As you would have seen in the details I linked to, this camera uses an awkwardly sized battery. The person I got the camera from had a clever workaround which meant I could use the more convenient LR44. A pile of tinfoil wrapped in electrical tape. The other slot was a perfect size for 2 LR44, which are a slightly higher voltage. You might need to change the asa settings if you try this.
I took the camera to Bradford city center and Moses Gate Country Park. The weather, as usual, was rainy and cloudy. I used Fomapan 100 and pushed it to 400, though the camera does have a setting for 800asa film. I found the camera very quiet, but a little disturbing as there was no information in the viewfinder at all. The rangefinders second image was very faint so I added a piece of black tape to the viewfinder to aid focusing.
When I finally finished the film I developed it as usual and waited for it to dry. Then shock horror, my scanner would not turn on. SERIOUSLY!!! It is three months old and I haven’t used it often. I tried different cables, different sockets, but nothing I did would bring it back to life. I was left with the task of calling Canon. The guy on the line was very helpful, but it didn’t make it magically work again. I had to send it to their one and only service center in the UK. It came back in less than a week with a new power “thingy”. It was a bit of a worry as I am working part-time at the moment and scanners are not really essential or cheap. Anyway, I can recommend the Canon service center in the UK.
Moses Country Park
I do also have a cheap portable 35mm scanner. Though the cheap scanner’s results are ok, it crops a lot of the image. Neither scanners are as sharp as I would like. Here are some side by side scans from the two ones I have.
Ok, my final thoughts.

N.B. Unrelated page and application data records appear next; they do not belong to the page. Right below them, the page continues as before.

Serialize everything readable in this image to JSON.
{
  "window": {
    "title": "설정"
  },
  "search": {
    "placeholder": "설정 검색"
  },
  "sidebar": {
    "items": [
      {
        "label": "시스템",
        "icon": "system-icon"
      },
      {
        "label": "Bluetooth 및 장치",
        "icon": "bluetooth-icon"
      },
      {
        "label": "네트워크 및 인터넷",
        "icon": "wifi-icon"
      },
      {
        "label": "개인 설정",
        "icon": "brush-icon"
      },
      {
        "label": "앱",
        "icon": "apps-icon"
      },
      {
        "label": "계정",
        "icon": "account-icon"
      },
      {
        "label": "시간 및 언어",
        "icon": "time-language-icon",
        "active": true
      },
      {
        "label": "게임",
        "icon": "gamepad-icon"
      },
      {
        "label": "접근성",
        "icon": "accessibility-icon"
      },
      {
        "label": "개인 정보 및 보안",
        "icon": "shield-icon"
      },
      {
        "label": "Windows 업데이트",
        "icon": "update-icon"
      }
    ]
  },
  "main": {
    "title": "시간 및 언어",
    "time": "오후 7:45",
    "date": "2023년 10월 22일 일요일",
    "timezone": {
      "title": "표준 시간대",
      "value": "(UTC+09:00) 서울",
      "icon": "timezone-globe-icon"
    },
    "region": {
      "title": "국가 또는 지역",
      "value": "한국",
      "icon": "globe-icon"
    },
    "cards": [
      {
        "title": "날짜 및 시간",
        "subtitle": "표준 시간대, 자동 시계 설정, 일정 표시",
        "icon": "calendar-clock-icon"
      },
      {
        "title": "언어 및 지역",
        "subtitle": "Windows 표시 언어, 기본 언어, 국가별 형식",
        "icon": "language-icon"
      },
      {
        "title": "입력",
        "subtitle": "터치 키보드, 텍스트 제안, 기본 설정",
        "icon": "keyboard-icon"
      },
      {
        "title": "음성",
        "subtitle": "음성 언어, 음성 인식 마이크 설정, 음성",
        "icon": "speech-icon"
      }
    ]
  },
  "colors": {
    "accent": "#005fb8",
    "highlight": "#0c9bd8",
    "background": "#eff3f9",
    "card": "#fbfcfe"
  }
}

I love this camera. If you can find a good one get it but be aware, it will not work without batteries and the batteries might be an issue.